The Swiss company Nicole Freres (Nicole brothers) was a major manufacturer in the mid 19th century, one of their innovations being the "Forte-Piano" which was capable of producing both loud and soft music at the flick of a switch.

Even "stereo sound; was possible by the invention, in 1875, of the "Sublime Harmony" box, patented by Charles Paillard.

This had two combs, tuned identically to play together, as the instrument's name suggests, to produce a haunting echo effect.

As the mechanisms became more elaborate and efficient, and their repertoire greater and greater, so did the boxes that contained them.

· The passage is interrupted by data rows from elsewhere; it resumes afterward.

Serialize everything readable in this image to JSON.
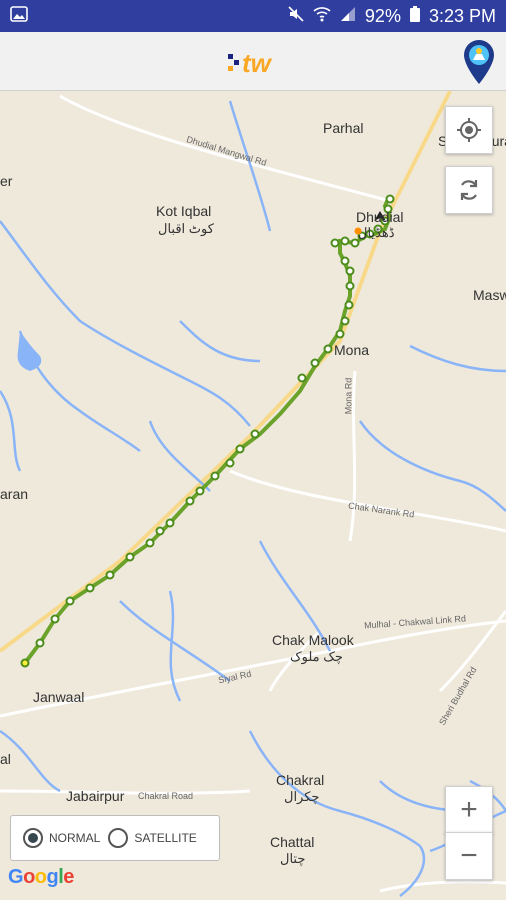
{
  "status_bar": {
    "battery": "92%",
    "time": "3:23 PM"
  },
  "app_bar": {
    "logo_text": "tw"
  },
  "map": {
    "places": {
      "parhal": "Parhal",
      "sang_khura": "Sang Khura",
      "kot_iqbal": "Kot Iqbal",
      "kot_iqbal_ur": "کوٹ اقبال",
      "dhudial": "Dhudial",
      "dhudial_ur": "ڈھڈیال",
      "masw": "Masw",
      "mona": "Mona",
      "chak_malook": "Chak Malook",
      "chak_malook_ur": "چک ملوک",
      "janwaal": "Janwaal",
      "jabairpur": "Jabairpur",
      "chakral": "Chakral",
      "chakral_ur": "چکرال",
      "chattal": "Chattal",
      "chattal_ur": "چتال",
      "left_er": "er",
      "left_aran": "aran",
      "left_al": "al"
    },
    "roads": {
      "dhudial_mangwal": "Dhudial Mangwal Rd",
      "mona_rd": "Mona Rd",
      "chak_narank": "Chak Narank Rd",
      "mulhal_chakwal": "Mulhal - Chakwal Link Rd",
      "siyal": "Siyal Rd",
      "chakral_road": "Chakral Road",
      "sheri_budhal": "Sheri Budhal Rd"
    },
    "map_type": {
      "normal": "NORMAL",
      "satellite": "SATELLITE",
      "selected": "NORMAL"
    },
    "attribution": "Google",
    "zoom_in": "+",
    "zoom_out": "−"
  },
  "colors": {
    "status_bar": "#303f9f",
    "track": "#8bc34a",
    "water": "#8ab4f8",
    "land": "#efe9dc"
  }
}
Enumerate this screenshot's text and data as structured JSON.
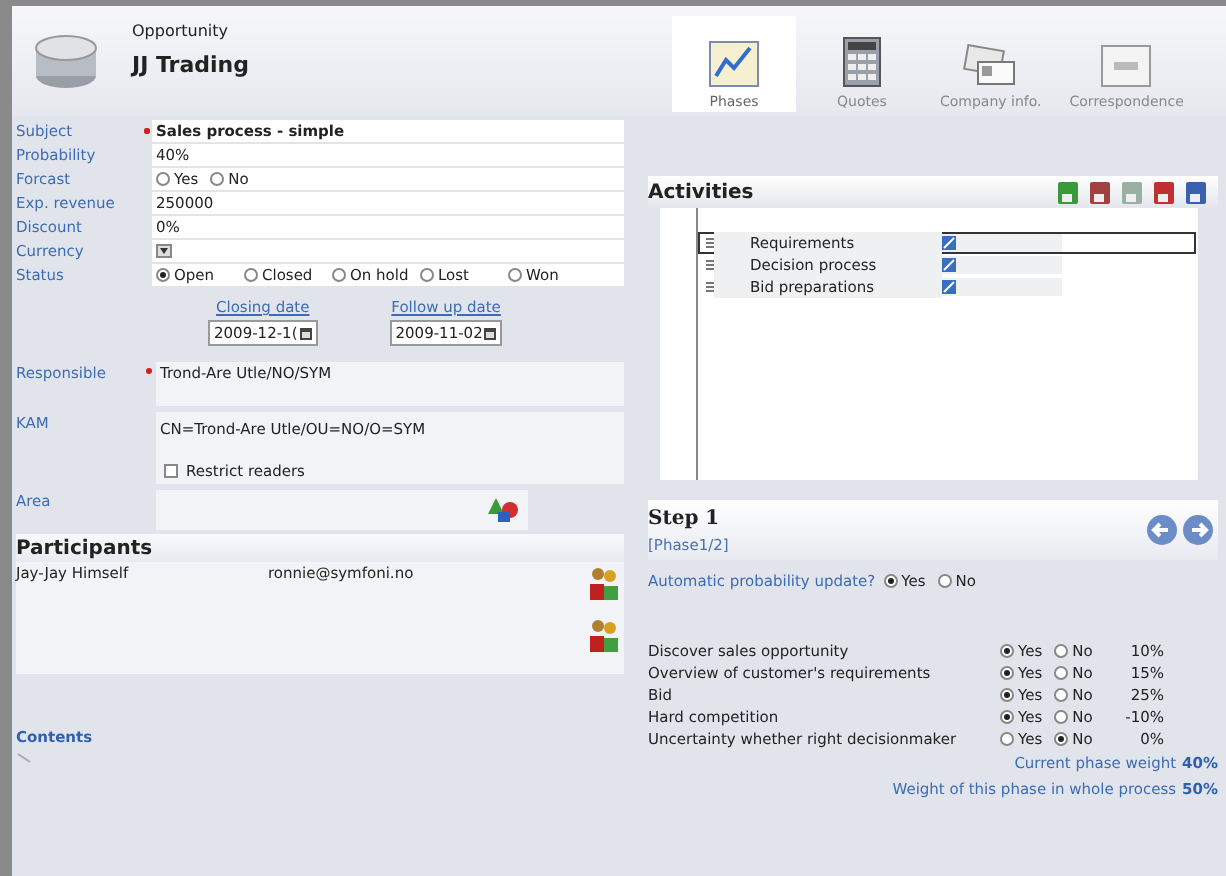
{
  "header": {
    "subtitle": "Opportunity",
    "title": "JJ Trading"
  },
  "tabs": [
    {
      "label": "Phases",
      "selected": true
    },
    {
      "label": "Quotes",
      "selected": false
    },
    {
      "label": "Company info.",
      "selected": false
    },
    {
      "label": "Correspondence",
      "selected": false
    }
  ],
  "fields": [
    {
      "kind": "text",
      "label": "Subject",
      "required": true,
      "value": "Sales process - simple"
    },
    {
      "kind": "text",
      "label": "Probability",
      "required": false,
      "value": "40%"
    },
    {
      "kind": "radio",
      "label": "Forcast",
      "options": [
        {
          "label": "Yes",
          "selected": false
        },
        {
          "label": "No",
          "selected": false
        }
      ]
    },
    {
      "kind": "text",
      "label": "Exp. revenue",
      "required": false,
      "value": "250000"
    },
    {
      "kind": "text",
      "label": "Discount",
      "required": false,
      "value": "0%"
    },
    {
      "kind": "select",
      "label": "Currency"
    },
    {
      "kind": "radio",
      "label": "Status",
      "options": [
        {
          "label": "Open",
          "selected": true
        },
        {
          "label": "Closed",
          "selected": false
        },
        {
          "label": "On hold",
          "selected": false
        },
        {
          "label": "Lost",
          "selected": false
        },
        {
          "label": "Won",
          "selected": false
        }
      ]
    }
  ],
  "dates": [
    {
      "label": "Closing date",
      "value": "2009-12-1("
    },
    {
      "label": "Follow up date",
      "value": "2009-11-02"
    }
  ],
  "responsible": {
    "label": "Responsible",
    "required": true,
    "value": "Trond-Are Utle/NO/SYM"
  },
  "kam": {
    "label": "KAM",
    "value": "CN=Trond-Are Utle/OU=NO/O=SYM"
  },
  "restrict_readers": {
    "label": "Restrict readers",
    "checked": false
  },
  "area": {
    "label": "Area"
  },
  "participants": {
    "title": "Participants",
    "rows": [
      {
        "name": "Jay-Jay Himself",
        "email": "ronnie@symfoni.no"
      }
    ]
  },
  "contents": {
    "label": "Contents"
  },
  "activities": {
    "title": "Activities",
    "items": [
      {
        "label": "Requirements",
        "selected": true
      },
      {
        "label": "Decision process",
        "selected": false
      },
      {
        "label": "Bid preparations",
        "selected": false
      }
    ]
  },
  "step": {
    "title": "Step 1",
    "subtitle": "[Phase1/2]"
  },
  "auto_update": {
    "label": "Automatic probability update?",
    "options": [
      {
        "label": "Yes",
        "selected": true
      },
      {
        "label": "No",
        "selected": false
      }
    ]
  },
  "criteria": [
    {
      "label": "Discover sales opportunity",
      "options": [
        {
          "label": "Yes",
          "selected": true
        },
        {
          "label": "No",
          "selected": false
        }
      ],
      "value": "10%"
    },
    {
      "label": "Overview of customer's requirements",
      "options": [
        {
          "label": "Yes",
          "selected": true
        },
        {
          "label": "No",
          "selected": false
        }
      ],
      "value": "15%"
    },
    {
      "label": "Bid",
      "options": [
        {
          "label": "Yes",
          "selected": true
        },
        {
          "label": "No",
          "selected": false
        }
      ],
      "value": "25%"
    },
    {
      "label": "Hard competition",
      "options": [
        {
          "label": "Yes",
          "selected": true
        },
        {
          "label": "No",
          "selected": false
        }
      ],
      "value": "-10%"
    },
    {
      "label": "Uncertainty whether right decisionmaker",
      "options": [
        {
          "label": "Yes",
          "selected": false
        },
        {
          "label": "No",
          "selected": true
        }
      ],
      "value": "0%"
    }
  ],
  "summary": [
    {
      "label": "Current phase weight",
      "value": "40%"
    },
    {
      "label": "Weight of this phase in whole process",
      "value": "50%"
    }
  ]
}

The best were hand-carved and decorated with marquetry, and intricate inlaid patterns in metal, mother-of-pearl and contrasting rare woods.

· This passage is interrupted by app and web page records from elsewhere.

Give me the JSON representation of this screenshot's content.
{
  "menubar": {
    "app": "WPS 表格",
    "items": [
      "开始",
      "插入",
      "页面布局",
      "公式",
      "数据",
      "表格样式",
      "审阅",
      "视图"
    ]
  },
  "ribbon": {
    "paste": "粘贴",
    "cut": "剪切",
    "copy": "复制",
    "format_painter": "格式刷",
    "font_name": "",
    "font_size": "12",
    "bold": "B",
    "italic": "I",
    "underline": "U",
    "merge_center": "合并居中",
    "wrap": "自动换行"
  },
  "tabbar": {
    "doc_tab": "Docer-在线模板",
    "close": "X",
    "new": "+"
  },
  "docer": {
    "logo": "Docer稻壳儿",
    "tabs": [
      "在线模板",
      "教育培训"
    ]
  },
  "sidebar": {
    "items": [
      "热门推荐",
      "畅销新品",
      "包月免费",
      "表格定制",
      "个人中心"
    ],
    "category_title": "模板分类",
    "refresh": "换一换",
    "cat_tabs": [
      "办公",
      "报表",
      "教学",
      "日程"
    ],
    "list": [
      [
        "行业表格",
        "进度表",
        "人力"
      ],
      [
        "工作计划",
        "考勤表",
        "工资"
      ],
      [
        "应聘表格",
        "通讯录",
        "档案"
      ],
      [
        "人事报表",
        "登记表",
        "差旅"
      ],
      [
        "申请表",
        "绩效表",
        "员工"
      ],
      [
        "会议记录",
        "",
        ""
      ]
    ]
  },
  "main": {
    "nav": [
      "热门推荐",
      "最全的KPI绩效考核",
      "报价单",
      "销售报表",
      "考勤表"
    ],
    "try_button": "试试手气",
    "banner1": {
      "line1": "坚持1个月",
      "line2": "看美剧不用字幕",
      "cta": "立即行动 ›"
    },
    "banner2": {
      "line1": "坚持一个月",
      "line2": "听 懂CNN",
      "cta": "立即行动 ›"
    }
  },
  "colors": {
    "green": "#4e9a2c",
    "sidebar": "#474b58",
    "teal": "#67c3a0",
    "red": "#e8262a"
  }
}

Those with a number of interchangeable cylinders came with matching cabinets or tables to house them and protect them from damage.

Buying new cylinders pinned to play the latest tunes was all very well, but for many, the cost proved prohibitive.

An inventive and resourceful German called Paul Lochmann of Leipzig hit on the way forward: a machine in which a cheaply made pierced disc replaced the more expensive cylinder.

The introduction of the so-called Symphonion music box in 1886 was an overnight sensation which turned the industry on its head.

Horizontal versions were soon ousting cylinder boxes in the home, while large free standing Symphonions with coin-operated vertical movements were bought for public places.

Restaurants, fairgrounds and ice-cream parlours soon had a Symphonion standing in the corner to delight the clientele, while Swiss railway stations installed them in waiting rooms as a diversion for passengers.

Key to the success of the new machine - apart from the incomparable quality of the music they produced - was the ease with which new discs could be manufactured.

Once a master was made, a simple die-stamping machine could duplicate it in any quantity required.

By 1895, more than 2,000 different music titles were available on discs produced by one company alone.

Two years later, in 1897, came a major refinement: the automatic disc-changer that gave a foretaste of the 20th century jukebox.

Listeners could now pre-select their favourite tunes from a dozen discs stored in the base of the machine and then sit back and hear their selections played.

Thereafter, it was only a matter of time before entrepreneurs began to lease out coin-operated Symphonions fitted with automatic disc change mechanisms.

Discs would be replaced periodically with more up-to-date selections by teams of men employed to service the machines and collect the money.

Picture shows a so-called bells-in-sight cylinder music box, showing clearly the comb and pinned cylinder. As the cylinder rotates, it activates small hammers which strike the bells and small drum at left at the appropriate moments. The tunes played on these Swiss boxes are a delightful reward for the collector prepared to spend £400-600 for a basic model



Post a Comment

Subscribe to Post Comments [Atom]

<< Home